Left-handed starting pitcher -- Jeff Locke, Indianapolis (24 games), Pittsburgh (eight games): Locke was a key contributor to Indianapolis' success, helping the Indians compile the best record in Triple-A at 89-55. The 25-year-old, acquired from the Braves for Nate McLouth in 2009, owned the lowest ERA among full-season farmhands (2.48) and ranked third in both strikeouts (131) and innings pitched (141 2/3).
Having helped lead Indy to the Governors' Cup playoffs, Locke joined the big league rotation when the Pirates released Erik Bedard in late August. He maintained a high strikeout rate but struggled with the gopher ball, allowing six in his first four starts. He closed out the season by earning his first Major League victory with a six-inning, two-hit performance against Atlanta on Oct. 1.
Relief pitcher -- Vic Black, Altoona (51 games): A 2009 first-round pick, Black has struggled with injuries (he was limited to two appearances by a shoulder ailment in 2010) and control (he walked 20 over 35 2/3 innings in 2011). Somewhat surprisingly, the Pirates sent him to Double-A to start the 2012 season and the move paid off handsomely as Black posted a 1.65 ERA, struck out 85 batters over 60 innings and notched 13 saves after taking over the closer role for the Curve.
The 24-year-old still issued a healthy number of walks (29) but held foes to a .189 batting average.

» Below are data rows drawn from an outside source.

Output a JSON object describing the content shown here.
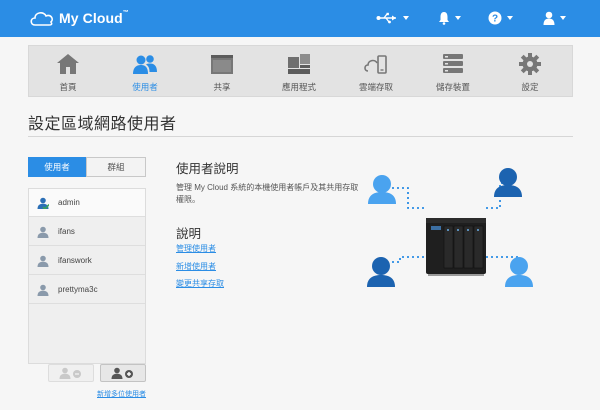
{
  "app": {
    "brand": "My Cloud",
    "brand_mark": "™"
  },
  "colors": {
    "accent": "#2b8de5",
    "user_dark": "#1c63b0",
    "user_light": "#4aa3ef"
  },
  "header_icons": [
    "usb-icon",
    "bell-icon",
    "help-icon",
    "user-icon"
  ],
  "nav": [
    {
      "label": "首頁",
      "icon": "home-icon"
    },
    {
      "label": "使用者",
      "icon": "users-icon",
      "active": true
    },
    {
      "label": "共享",
      "icon": "folder-icon"
    },
    {
      "label": "應用程式",
      "icon": "apps-icon"
    },
    {
      "label": "雲端存取",
      "icon": "cloud-access-icon"
    },
    {
      "label": "儲存裝置",
      "icon": "storage-icon"
    },
    {
      "label": "設定",
      "icon": "gear-icon"
    }
  ],
  "page": {
    "title": "設定區域網路使用者"
  },
  "segment": {
    "users_label": "使用者",
    "groups_label": "群組"
  },
  "users": [
    {
      "name": "admin",
      "admin": true
    },
    {
      "name": "ifans"
    },
    {
      "name": "ifanswork"
    },
    {
      "name": "prettyma3c"
    }
  ],
  "actions": {
    "multi_link": "新增多位使用者"
  },
  "info": {
    "heading": "使用者說明",
    "description": "管理 My Cloud 系統的本機使用者帳戶及其共用存取權限。",
    "notes_heading": "說明",
    "links": [
      "管理使用者",
      "新增使用者",
      "變更共享存取"
    ]
  }
}
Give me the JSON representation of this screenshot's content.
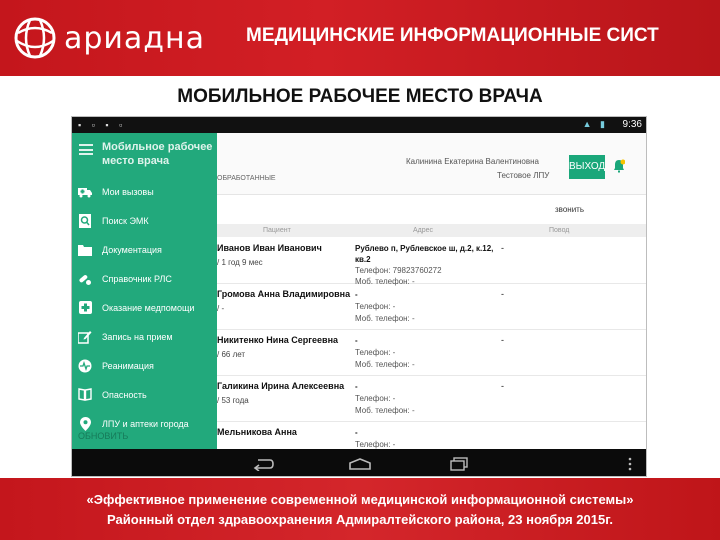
{
  "header": {
    "logo_text": "ариадна",
    "title": "МЕДИЦИНСКИЕ ИНФОРМАЦИОННЫЕ СИСТ"
  },
  "slide_title": "МОБИЛЬНОЕ РАБОЧЕЕ МЕСТО ВРАЧА",
  "app": {
    "status": {
      "time": "9:36"
    },
    "drawer_title_1": "Мобильное рабочее",
    "drawer_title_2": "место врача",
    "menu": [
      {
        "label": "Мои вызовы",
        "icon": "ambulance-icon"
      },
      {
        "label": "Поиск ЭМК",
        "icon": "search-card-icon"
      },
      {
        "label": "Документация",
        "icon": "folder-icon"
      },
      {
        "label": "Справочник РЛС",
        "icon": "pills-icon"
      },
      {
        "label": "Оказание медпомощи",
        "icon": "medical-cross-icon"
      },
      {
        "label": "Запись на прием",
        "icon": "edit-icon"
      },
      {
        "label": "Реанимация",
        "icon": "resuscitation-icon"
      },
      {
        "label": "Опасность",
        "icon": "book-icon"
      },
      {
        "label": "ЛПУ и аптеки города",
        "icon": "location-pin-icon"
      }
    ],
    "drawer_footer": "ОБНОВИТЬ",
    "user": {
      "name": "Калинина Екатерина Валентиновна",
      "org": "Тестовое ЛПУ"
    },
    "exit_label": "ВЫХОД",
    "subtab": "ОБРАБОТАННЫЕ",
    "filter_label": "звонить",
    "columns": [
      "Пациент",
      "Адрес",
      "Повод"
    ],
    "rows": [
      {
        "name": "Иванов Иван Иванович",
        "age": "/ 1 год 9 мес",
        "address": "Рублево п, Рублевское ш, д.2, к.12, кв.2",
        "phone": "Телефон: 79823760272",
        "mobile": "Моб. телефон: -",
        "extra": "-"
      },
      {
        "name": "Громова Анна Владимировна",
        "age": "/ -",
        "address": "-",
        "phone": "Телефон: -",
        "mobile": "Моб. телефон: -",
        "extra": "-"
      },
      {
        "name": "Никитенко Нина Сергеевна",
        "age": "/ 66 лет",
        "address": "-",
        "phone": "Телефон: -",
        "mobile": "Моб. телефон: -",
        "extra": "-"
      },
      {
        "name": "Галикина Ирина Алексеевна",
        "age": "/ 53 года",
        "address": "-",
        "phone": "Телефон: -",
        "mobile": "Моб. телефон: -",
        "extra": "-"
      },
      {
        "name": "Мельникова Анна",
        "age": "",
        "address": "-",
        "phone": "Телефон: -",
        "mobile": "",
        "extra": ""
      }
    ]
  },
  "footer": {
    "line1": "«Эффективное применение современной медицинской информационной системы»",
    "line2": "Районный отдел здравоохранения Адмиралтейского района, 23 ноября 2015г."
  },
  "colors": {
    "brand_red": "#c4161c",
    "drawer_green": "#22a97c",
    "exit_green": "#1aa77a"
  }
}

Though Black's command issues returned with a vengeance in the AFL, where he walked 11 in 10 2/3 innings and was torched for 14 earned runs, his mid-90s fastball remains enticing if he can stay healthy.